CO2 recycling company Dimensional Energy, which recently received a significant investment from United Airlines, has entered an agreement with Heliogen, a leading provider of AI-enabled concentrated solar energy technology. The Letter of Intent signed by the two parties stipulates that they will jointly produce sustainable aviation fuel (SAF) – made from sunlight and air.

The production, which will begin with building a fully integrated ~1 barrel per day drop-in ready SAF demonstration, will take place at Heliogen’s concentrated solar thermal demonstration facility in Lancaster, California. This is intended to be the first step toward scaling up a pipeline for approximately 3 million barrels of fuel over the next ten years.


Jason Salfi, Co-founder and Chief Executive Officer of Dimensional Energy, commented on the “first-of-a-kind” collaboration,

“This collaboration with Heliogen represents a key development in our vision of a world free from fossil fuel dependency. Leveraging Heliogen’s breakthrough technology to use sunlight to produce SAF will help demonstrate the potential for a truly carbon-free, more affordable, and drop-in replacement for conventional jet fuel.”

Planes to fly on sunlight and air?

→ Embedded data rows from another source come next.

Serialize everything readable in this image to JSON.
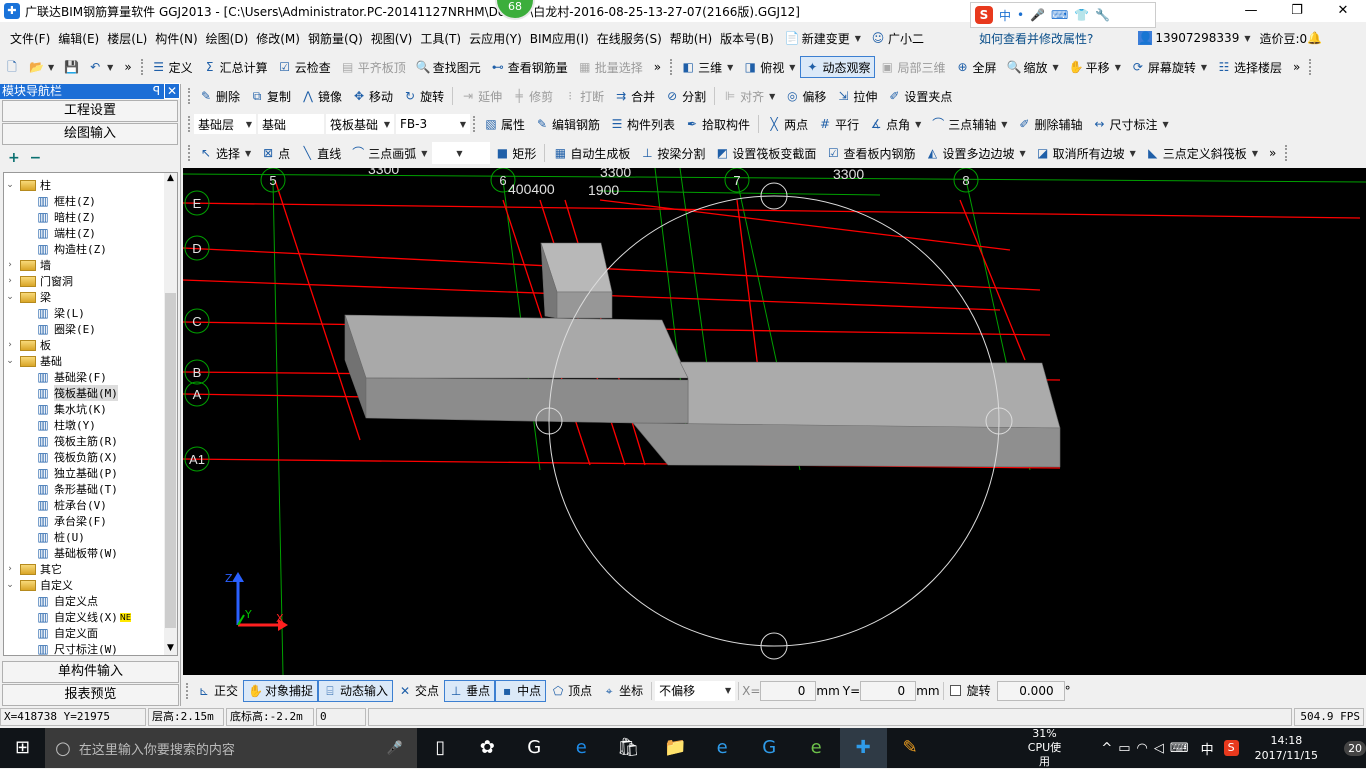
{
  "title": {
    "app_title": "广联达BIM钢筋算量软件 GGJ2013 - [C:\\Users\\Administrator.PC-20141127NRHM\\De",
    "file_part": "\\白龙村-2016-08-25-13-27-07(2166版).GGJ12]",
    "badge": "68",
    "minimize": "—",
    "restore": "❐",
    "close": "✕"
  },
  "ime": {
    "logo": "S",
    "items": [
      "中",
      "•",
      "🎤",
      "⌨",
      "👕",
      "🔧"
    ]
  },
  "menu": {
    "items": [
      "文件(F)",
      "编辑(E)",
      "楼层(L)",
      "构件(N)",
      "绘图(D)",
      "修改(M)",
      "钢筋量(Q)",
      "视图(V)",
      "工具(T)",
      "云应用(Y)",
      "BIM应用(I)",
      "在线服务(S)",
      "帮助(H)",
      "版本号(B)"
    ],
    "new_change": "新建变更",
    "assistant": "广小二",
    "help_link": "如何查看并修改属性?",
    "user": "13907298339",
    "beans": "造价豆:0"
  },
  "toolbar1": [
    {
      "icon": "new",
      "label": ""
    },
    {
      "icon": "open",
      "label": "",
      "dd": true
    },
    {
      "icon": "save",
      "label": ""
    },
    {
      "icon": "undo",
      "label": "",
      "dd": true
    },
    {
      "icon": "more",
      "label": "»"
    },
    {
      "icon": "define",
      "label": "定义"
    },
    {
      "icon": "sigma",
      "label": "汇总计算"
    },
    {
      "icon": "cloud-check",
      "label": "云检查"
    },
    {
      "icon": "align-top",
      "label": "平齐板顶",
      "dis": true
    },
    {
      "icon": "find",
      "label": "查找图元"
    },
    {
      "icon": "view-rebar",
      "label": "查看钢筋量"
    },
    {
      "icon": "batch",
      "label": "批量选择",
      "dis": true
    },
    {
      "icon": "more",
      "label": "»"
    },
    {
      "icon": "3d",
      "label": "三维",
      "dd": true
    },
    {
      "icon": "top-view",
      "label": "俯视",
      "dd": true
    },
    {
      "icon": "orbit",
      "label": "动态观察",
      "on": true
    },
    {
      "icon": "partial-3d",
      "label": "局部三维",
      "dis": true
    },
    {
      "icon": "fullscreen",
      "label": "全屏"
    },
    {
      "icon": "zoom",
      "label": "缩放",
      "dd": true
    },
    {
      "icon": "pan",
      "label": "平移",
      "dd": true
    },
    {
      "icon": "rotate-screen",
      "label": "屏幕旋转",
      "dd": true
    },
    {
      "icon": "select-floor",
      "label": "选择楼层"
    },
    {
      "icon": "more",
      "label": "»"
    }
  ],
  "toolbar2": [
    {
      "icon": "delete",
      "label": "删除"
    },
    {
      "icon": "copy",
      "label": "复制"
    },
    {
      "icon": "mirror",
      "label": "镜像"
    },
    {
      "icon": "move",
      "label": "移动"
    },
    {
      "icon": "rotate",
      "label": "旋转"
    },
    {
      "icon": "extend",
      "label": "延伸",
      "dis": true
    },
    {
      "icon": "trim",
      "label": "修剪",
      "dis": true
    },
    {
      "icon": "break",
      "label": "打断",
      "dis": true
    },
    {
      "icon": "merge",
      "label": "合并"
    },
    {
      "icon": "split",
      "label": "分割"
    },
    {
      "icon": "align",
      "label": "对齐",
      "dis": true,
      "dd": true
    },
    {
      "icon": "offset",
      "label": "偏移"
    },
    {
      "icon": "stretch",
      "label": "拉伸"
    },
    {
      "icon": "grip-point",
      "label": "设置夹点"
    }
  ],
  "toolbar3": {
    "selects": [
      "基础层",
      "基础",
      "筏板基础",
      "FB-3"
    ],
    "items": [
      {
        "icon": "properties",
        "label": "属性"
      },
      {
        "icon": "edit-rebar",
        "label": "编辑钢筋"
      },
      {
        "icon": "list",
        "label": "构件列表"
      },
      {
        "icon": "pick",
        "label": "拾取构件"
      },
      {
        "icon": "two-point",
        "label": "两点"
      },
      {
        "icon": "parallel",
        "label": "平行"
      },
      {
        "icon": "point-angle",
        "label": "点角",
        "dd": true
      },
      {
        "icon": "three-point-axis",
        "label": "三点辅轴",
        "dd": true
      },
      {
        "icon": "delete-axis",
        "label": "删除辅轴"
      },
      {
        "icon": "dimension",
        "label": "尺寸标注",
        "dd": true
      }
    ]
  },
  "toolbar4": [
    {
      "icon": "cursor",
      "label": "选择",
      "dd": true
    },
    {
      "icon": "point",
      "label": "点"
    },
    {
      "icon": "line",
      "label": "直线"
    },
    {
      "icon": "arc",
      "label": "三点画弧",
      "dd": true
    },
    {
      "icon": "blank-select",
      "label": "",
      "dd": true
    },
    {
      "icon": "rect",
      "label": "矩形"
    },
    {
      "icon": "auto-slab",
      "label": "自动生成板"
    },
    {
      "icon": "beam-split",
      "label": "按梁分割"
    },
    {
      "icon": "section",
      "label": "设置筏板变截面"
    },
    {
      "icon": "view-slab-rebar",
      "label": "查看板内钢筋"
    },
    {
      "icon": "multi-slope",
      "label": "设置多边边坡",
      "dd": true
    },
    {
      "icon": "cancel-slope",
      "label": "取消所有边坡",
      "dd": true
    },
    {
      "icon": "three-point-slope",
      "label": "三点定义斜筏板",
      "dd": true
    },
    {
      "icon": "more",
      "label": "»"
    }
  ],
  "nav": {
    "title": "模块导航栏",
    "pin": "ꟼ",
    "close": "✕",
    "project_settings": "工程设置",
    "drawing_input": "绘图输入",
    "expand": "+",
    "collapse": "−",
    "single_input": "单构件输入",
    "report": "报表预览",
    "tree": [
      {
        "label": "柱",
        "lvl": 0,
        "open": true
      },
      {
        "label": "框柱(Z)",
        "lvl": 1
      },
      {
        "label": "暗柱(Z)",
        "lvl": 1
      },
      {
        "label": "端柱(Z)",
        "lvl": 1
      },
      {
        "label": "构造柱(Z)",
        "lvl": 1
      },
      {
        "label": "墙",
        "lvl": 0,
        "open": false
      },
      {
        "label": "门窗洞",
        "lvl": 0,
        "open": false
      },
      {
        "label": "梁",
        "lvl": 0,
        "open": true
      },
      {
        "label": "梁(L)",
        "lvl": 1
      },
      {
        "label": "圈梁(E)",
        "lvl": 1
      },
      {
        "label": "板",
        "lvl": 0,
        "open": false
      },
      {
        "label": "基础",
        "lvl": 0,
        "open": true
      },
      {
        "label": "基础梁(F)",
        "lvl": 1
      },
      {
        "label": "筏板基础(M)",
        "lvl": 1,
        "selected": true
      },
      {
        "label": "集水坑(K)",
        "lvl": 1
      },
      {
        "label": "柱墩(Y)",
        "lvl": 1
      },
      {
        "label": "筏板主筋(R)",
        "lvl": 1
      },
      {
        "label": "筏板负筋(X)",
        "lvl": 1
      },
      {
        "label": "独立基础(P)",
        "lvl": 1
      },
      {
        "label": "条形基础(T)",
        "lvl": 1
      },
      {
        "label": "桩承台(V)",
        "lvl": 1
      },
      {
        "label": "承台梁(F)",
        "lvl": 1
      },
      {
        "label": "桩(U)",
        "lvl": 1
      },
      {
        "label": "基础板带(W)",
        "lvl": 1
      },
      {
        "label": "其它",
        "lvl": 0,
        "open": false
      },
      {
        "label": "自定义",
        "lvl": 0,
        "open": true
      },
      {
        "label": "自定义点",
        "lvl": 1
      },
      {
        "label": "自定义线(X)",
        "lvl": 1,
        "new": "NE"
      },
      {
        "label": "自定义面",
        "lvl": 1
      },
      {
        "label": "尺寸标注(W)",
        "lvl": 1
      }
    ]
  },
  "canvas": {
    "row_axes": [
      "E",
      "D",
      "C",
      "B",
      "A",
      "A1"
    ],
    "col_axes": [
      "5",
      "6",
      "7",
      "8"
    ],
    "dims": [
      "3300",
      "3300",
      "3300",
      "400400",
      "1900"
    ],
    "coord_labels": {
      "z": "Z",
      "x": "X",
      "y": "Y"
    },
    "colors": {
      "background": "#000000",
      "axis": "#00a000",
      "slab_line": "#ff0000",
      "solid": "#a8a8a8"
    }
  },
  "bottombar": {
    "items": [
      {
        "icon": "ortho",
        "label": "正交"
      },
      {
        "icon": "snap",
        "label": "对象捕捉",
        "on": true
      },
      {
        "icon": "dynamic-input",
        "label": "动态输入",
        "on": true
      },
      {
        "icon": "intersection",
        "label": "交点"
      },
      {
        "icon": "perpendicular",
        "label": "垂点",
        "on": true
      },
      {
        "icon": "midpoint",
        "label": "中点",
        "on": true
      },
      {
        "icon": "vertex",
        "label": "顶点"
      },
      {
        "icon": "coordinate",
        "label": "坐标"
      }
    ],
    "offset_mode": "不偏移",
    "x_label": "X=",
    "x_value": "0",
    "y_label": "Y=",
    "y_value": "0",
    "unit": "mm",
    "rotate_label": "旋转",
    "rotate_value": "0.000",
    "degree": "°"
  },
  "status": {
    "coords": "X=418738 Y=21975",
    "floor_height": "层高:2.15m",
    "bottom_elev": "底标高:-2.2m",
    "value": "0",
    "fps": "504.9 FPS"
  },
  "taskbar": {
    "search_placeholder": "在这里输入你要搜索的内容",
    "cpu_percent": "31%",
    "cpu_label": "CPU使用",
    "time": "14:18",
    "date": "2017/11/15",
    "ime": "中",
    "notifications": "20"
  }
}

Dimensional Energy recently made the news when United Airlines committed to purchasing at least 300 million gallons of its Power-to-Liquid (PtL) SAF over 20 years. PtLs (also referred to as e-fuels) are made using renewable energy, captured CO2, and green hydrogen. One of the major issues with PtL technology is the availability – or lack thereof – of renewable energy, which is also needed to produce green hydrogen. This is something that placing production at the same location as solar parks could provide a solution to.

Meanwhile, Bill Gross, Founder and Chief Executive Officer of Heliogen, commented on the new agreement between his company and Dimensional Energy,

“Dimensional’s flexible thermal utilization platform is the most scalable and cost effective solution, and when combined with Heliogen’s transformative concentrated solar technology, this partnership brings us one crucial step closer to a future where we can fly planes on fuel created by sunlight and air – not fossil fuels.”

One of the crucial elements of PtL is renewable electricity – something solar power could solve. Photo: Airbus 

Up to 90% less CO2

Sustainable aviation fuel can be, well, more or less sustainable. Most agree that today’s biofuels, while a necessary intermediate step, are not an ideal solution. They emit the same amount of CO2 when burned as fossil-based jet fuel. However, because this is CO2 that has been taken up by the plants/waste from the air, the net carbon released into the atmosphere is much lower than when it has been dug up from the ground. Generally, this is calculated at around 80% less CO2 emissions over the lifecycle for SAF from renewable sources. For PtLs, this is as high as 90%. They also hold a promise of a circular system by using the CO2 emitted by aircraft and putting it back into fuel.

The airline industry is always full of new developments! What aviation news will you check out next?

Do you believe in the future of Power-to-Liquid fuels? What are the major pitfalls on the path? Leave a comment below and join the conversation.

This content was originally published here.